Maligayan pagbati sa Pilipinas na… walang plastik!
Now imagine if that was a saying. “Welcome to a Plastic Free Philippines!”
My short life’s journey has pretty much only revolved around plastics.
In fact so much so that when I was a young boy, I will always remember walking to school one day, when my mother told me, “If you don’t do your homework you’ll end up being a garbage man.”
Today I am deeply honored to be receiving the Ramon Magsaysay award for my work as a garbage man.
Sometimes, I wake up and it feels like a never-ending battle. We will be knee-deep in a river cleaning it up and feeling victorious, but the very next day with big rains, the river is filled with more trash than the previous day.
A new study reveals that there is no surface on earth without signs of plastic pollution. This means that every island in the Philippines, in Indonesia, under some shell, under some rock has plastic pollution.
Every single minute, a garbage truck full of plastic pollution enters our ocean from rivers globally.
In the next decade, we are set to triple global plastic production. Is this really the legacy that we want to leave behind?
It calls for collective action, we need a radical shift in how we think and how we use plastics. And it starts directly in our rivers, where we can still stop this disaster from destroying our planet and our health.

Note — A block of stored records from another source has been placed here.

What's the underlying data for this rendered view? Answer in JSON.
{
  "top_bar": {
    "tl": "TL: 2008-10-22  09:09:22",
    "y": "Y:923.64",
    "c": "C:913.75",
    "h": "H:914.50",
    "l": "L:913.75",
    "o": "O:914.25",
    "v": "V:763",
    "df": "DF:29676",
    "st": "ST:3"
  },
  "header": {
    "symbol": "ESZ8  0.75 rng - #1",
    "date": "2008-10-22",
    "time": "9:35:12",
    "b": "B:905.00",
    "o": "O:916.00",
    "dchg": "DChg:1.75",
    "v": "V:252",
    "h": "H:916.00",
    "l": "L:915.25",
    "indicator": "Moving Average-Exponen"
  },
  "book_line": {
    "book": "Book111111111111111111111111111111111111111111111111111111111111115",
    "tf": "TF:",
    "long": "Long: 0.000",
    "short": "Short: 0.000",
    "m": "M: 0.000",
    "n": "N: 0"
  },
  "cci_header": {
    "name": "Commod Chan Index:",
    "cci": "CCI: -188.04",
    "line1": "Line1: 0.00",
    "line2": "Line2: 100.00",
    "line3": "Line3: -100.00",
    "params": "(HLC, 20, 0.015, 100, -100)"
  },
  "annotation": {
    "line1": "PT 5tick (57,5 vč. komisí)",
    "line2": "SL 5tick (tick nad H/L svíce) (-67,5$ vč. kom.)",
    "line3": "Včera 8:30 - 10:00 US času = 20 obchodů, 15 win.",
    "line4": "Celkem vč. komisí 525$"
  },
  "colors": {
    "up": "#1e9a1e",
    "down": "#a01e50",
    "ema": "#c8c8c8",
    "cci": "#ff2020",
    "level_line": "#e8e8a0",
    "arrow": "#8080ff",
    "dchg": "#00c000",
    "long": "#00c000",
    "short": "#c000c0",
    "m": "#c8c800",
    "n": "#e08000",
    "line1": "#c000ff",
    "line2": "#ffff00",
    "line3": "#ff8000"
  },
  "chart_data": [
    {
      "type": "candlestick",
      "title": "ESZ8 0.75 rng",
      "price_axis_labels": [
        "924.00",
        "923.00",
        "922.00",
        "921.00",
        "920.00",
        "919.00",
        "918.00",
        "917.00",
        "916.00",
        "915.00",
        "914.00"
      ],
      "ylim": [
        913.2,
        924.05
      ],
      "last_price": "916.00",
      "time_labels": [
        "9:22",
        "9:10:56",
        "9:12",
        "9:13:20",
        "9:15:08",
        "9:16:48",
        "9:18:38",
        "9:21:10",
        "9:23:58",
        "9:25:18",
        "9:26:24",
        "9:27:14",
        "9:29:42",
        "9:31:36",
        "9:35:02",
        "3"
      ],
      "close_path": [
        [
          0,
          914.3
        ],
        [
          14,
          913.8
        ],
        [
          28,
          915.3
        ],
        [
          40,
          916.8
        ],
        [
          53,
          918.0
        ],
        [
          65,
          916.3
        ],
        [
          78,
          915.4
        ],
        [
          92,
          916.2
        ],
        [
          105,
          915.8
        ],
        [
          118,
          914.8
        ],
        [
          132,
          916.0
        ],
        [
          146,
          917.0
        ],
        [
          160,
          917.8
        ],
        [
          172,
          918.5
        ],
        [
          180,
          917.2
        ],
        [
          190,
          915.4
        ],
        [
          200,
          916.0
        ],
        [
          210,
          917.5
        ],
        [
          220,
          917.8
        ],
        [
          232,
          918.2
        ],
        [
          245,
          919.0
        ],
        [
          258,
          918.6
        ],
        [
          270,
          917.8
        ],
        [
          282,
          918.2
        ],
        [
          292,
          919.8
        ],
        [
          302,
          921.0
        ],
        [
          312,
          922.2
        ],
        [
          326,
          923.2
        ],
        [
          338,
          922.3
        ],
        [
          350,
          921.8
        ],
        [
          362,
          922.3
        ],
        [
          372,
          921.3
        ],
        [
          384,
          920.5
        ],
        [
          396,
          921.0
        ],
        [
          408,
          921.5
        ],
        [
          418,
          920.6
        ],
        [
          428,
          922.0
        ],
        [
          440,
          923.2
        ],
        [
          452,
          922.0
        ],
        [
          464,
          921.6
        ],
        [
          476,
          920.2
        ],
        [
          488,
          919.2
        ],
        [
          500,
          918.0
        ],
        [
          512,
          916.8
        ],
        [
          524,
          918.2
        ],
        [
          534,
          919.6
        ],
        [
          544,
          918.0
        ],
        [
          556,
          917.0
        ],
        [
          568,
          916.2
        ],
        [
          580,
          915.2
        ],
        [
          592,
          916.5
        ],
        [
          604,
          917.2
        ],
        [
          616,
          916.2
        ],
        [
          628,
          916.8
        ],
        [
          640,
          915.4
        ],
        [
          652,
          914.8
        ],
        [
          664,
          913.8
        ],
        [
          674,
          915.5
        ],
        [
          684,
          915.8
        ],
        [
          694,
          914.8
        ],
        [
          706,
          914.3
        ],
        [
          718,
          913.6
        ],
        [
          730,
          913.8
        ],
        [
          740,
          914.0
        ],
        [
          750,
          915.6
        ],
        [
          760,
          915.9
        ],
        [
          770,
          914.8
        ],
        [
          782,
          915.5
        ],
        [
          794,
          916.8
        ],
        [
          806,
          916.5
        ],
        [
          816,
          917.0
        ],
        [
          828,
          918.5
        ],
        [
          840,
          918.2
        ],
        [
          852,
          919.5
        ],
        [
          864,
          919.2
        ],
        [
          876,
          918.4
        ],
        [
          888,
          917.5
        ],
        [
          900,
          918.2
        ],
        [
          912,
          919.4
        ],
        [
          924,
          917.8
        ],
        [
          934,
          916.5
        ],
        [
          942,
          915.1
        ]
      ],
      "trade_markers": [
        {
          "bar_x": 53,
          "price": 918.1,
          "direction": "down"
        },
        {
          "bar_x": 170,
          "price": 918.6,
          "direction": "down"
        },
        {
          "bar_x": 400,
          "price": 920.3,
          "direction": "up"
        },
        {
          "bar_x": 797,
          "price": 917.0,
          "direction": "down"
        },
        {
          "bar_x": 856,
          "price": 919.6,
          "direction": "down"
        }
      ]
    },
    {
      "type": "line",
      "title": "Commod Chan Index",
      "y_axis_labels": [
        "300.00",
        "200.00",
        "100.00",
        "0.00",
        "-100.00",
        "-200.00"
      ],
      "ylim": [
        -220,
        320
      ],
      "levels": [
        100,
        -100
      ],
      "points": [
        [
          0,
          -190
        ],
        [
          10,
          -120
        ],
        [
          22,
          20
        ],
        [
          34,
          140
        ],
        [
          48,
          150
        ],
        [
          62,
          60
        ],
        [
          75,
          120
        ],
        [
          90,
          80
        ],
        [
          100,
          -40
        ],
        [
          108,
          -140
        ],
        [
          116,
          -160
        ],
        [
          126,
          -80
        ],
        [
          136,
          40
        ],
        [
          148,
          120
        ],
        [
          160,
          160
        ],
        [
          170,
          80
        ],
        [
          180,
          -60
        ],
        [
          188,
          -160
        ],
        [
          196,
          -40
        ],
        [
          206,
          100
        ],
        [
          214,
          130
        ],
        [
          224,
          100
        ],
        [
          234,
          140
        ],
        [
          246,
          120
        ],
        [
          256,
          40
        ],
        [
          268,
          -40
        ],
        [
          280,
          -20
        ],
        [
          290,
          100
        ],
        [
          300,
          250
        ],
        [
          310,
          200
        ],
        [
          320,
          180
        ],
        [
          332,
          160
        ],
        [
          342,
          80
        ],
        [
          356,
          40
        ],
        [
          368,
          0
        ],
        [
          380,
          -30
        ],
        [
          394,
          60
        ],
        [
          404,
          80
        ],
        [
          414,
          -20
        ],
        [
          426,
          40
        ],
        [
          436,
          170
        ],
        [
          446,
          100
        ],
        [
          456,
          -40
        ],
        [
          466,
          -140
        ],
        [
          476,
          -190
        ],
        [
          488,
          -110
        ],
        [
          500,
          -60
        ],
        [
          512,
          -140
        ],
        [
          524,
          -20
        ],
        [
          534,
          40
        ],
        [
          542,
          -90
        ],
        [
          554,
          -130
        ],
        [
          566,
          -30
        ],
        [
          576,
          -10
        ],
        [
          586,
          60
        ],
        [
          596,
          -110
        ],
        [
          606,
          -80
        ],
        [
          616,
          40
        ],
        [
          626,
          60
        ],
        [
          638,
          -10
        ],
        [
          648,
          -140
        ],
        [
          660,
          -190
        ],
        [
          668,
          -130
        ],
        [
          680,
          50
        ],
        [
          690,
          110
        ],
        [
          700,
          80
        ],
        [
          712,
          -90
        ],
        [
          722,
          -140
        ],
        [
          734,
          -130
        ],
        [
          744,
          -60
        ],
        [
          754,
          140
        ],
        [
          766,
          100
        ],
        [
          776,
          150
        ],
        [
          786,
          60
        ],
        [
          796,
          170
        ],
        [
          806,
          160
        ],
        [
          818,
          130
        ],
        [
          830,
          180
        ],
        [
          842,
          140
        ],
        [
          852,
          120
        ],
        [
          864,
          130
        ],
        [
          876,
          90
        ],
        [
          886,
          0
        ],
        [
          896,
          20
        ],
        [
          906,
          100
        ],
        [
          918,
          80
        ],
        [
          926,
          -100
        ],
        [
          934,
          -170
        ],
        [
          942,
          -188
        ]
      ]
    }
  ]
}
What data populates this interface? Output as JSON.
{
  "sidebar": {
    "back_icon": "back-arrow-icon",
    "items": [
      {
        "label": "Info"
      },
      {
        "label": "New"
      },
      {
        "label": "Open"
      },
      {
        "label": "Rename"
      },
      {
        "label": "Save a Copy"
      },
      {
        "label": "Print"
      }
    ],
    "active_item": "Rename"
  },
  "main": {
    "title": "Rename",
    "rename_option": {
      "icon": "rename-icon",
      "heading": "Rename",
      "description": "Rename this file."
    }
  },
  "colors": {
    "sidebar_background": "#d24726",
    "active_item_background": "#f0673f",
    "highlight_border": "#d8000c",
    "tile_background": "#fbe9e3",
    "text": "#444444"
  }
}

We need to focus on scalable solutions and implement them quickly. In 2 short years of running Sungai Watch, we have seen the potential for change by harnessing the power of community. In 2 short years of running Sungai Watch, we have already had to move some of our barriers because no more plastics are polluting those rivers due to growing public awareness about plastic pollution. It feels as if those rivers have officially “graduated” from our programs.
But we are destructing our planet, quicker than we can fix it. And now, we need to let our planet rest.
We have cleaned up some of the worst disaster relief areas. And when we fully restore these areas and let nature do its work. We have seen mangroves regrow. We have seen fish come back.
But cleaning up plastics is only half of the battle. Processing the trash and turning it into valuable products is a whole other game. So that is what we are doing. We are collecting, sorting, processing, treating, and recycling the trash that we collect.
What if we could sweep all the plastic out there and use it for good? Turn garbage into an economical incentive to fund back our cleanup programs.
Our next goal is to install 1,000 barriers throughout the world’s most polluted rivers but we can’t do this alone. There is a lot of work ahead of us and this is just the beginning, but I hope that everyone here today will join me in some small way on this lifelong journey against plastic pollution.
The little boy inside of me would have never dreamed once to become a garbage man doing everything in my power to make sure that we can win this plastic war. What a celebration it is to be here in the Philippines tonight!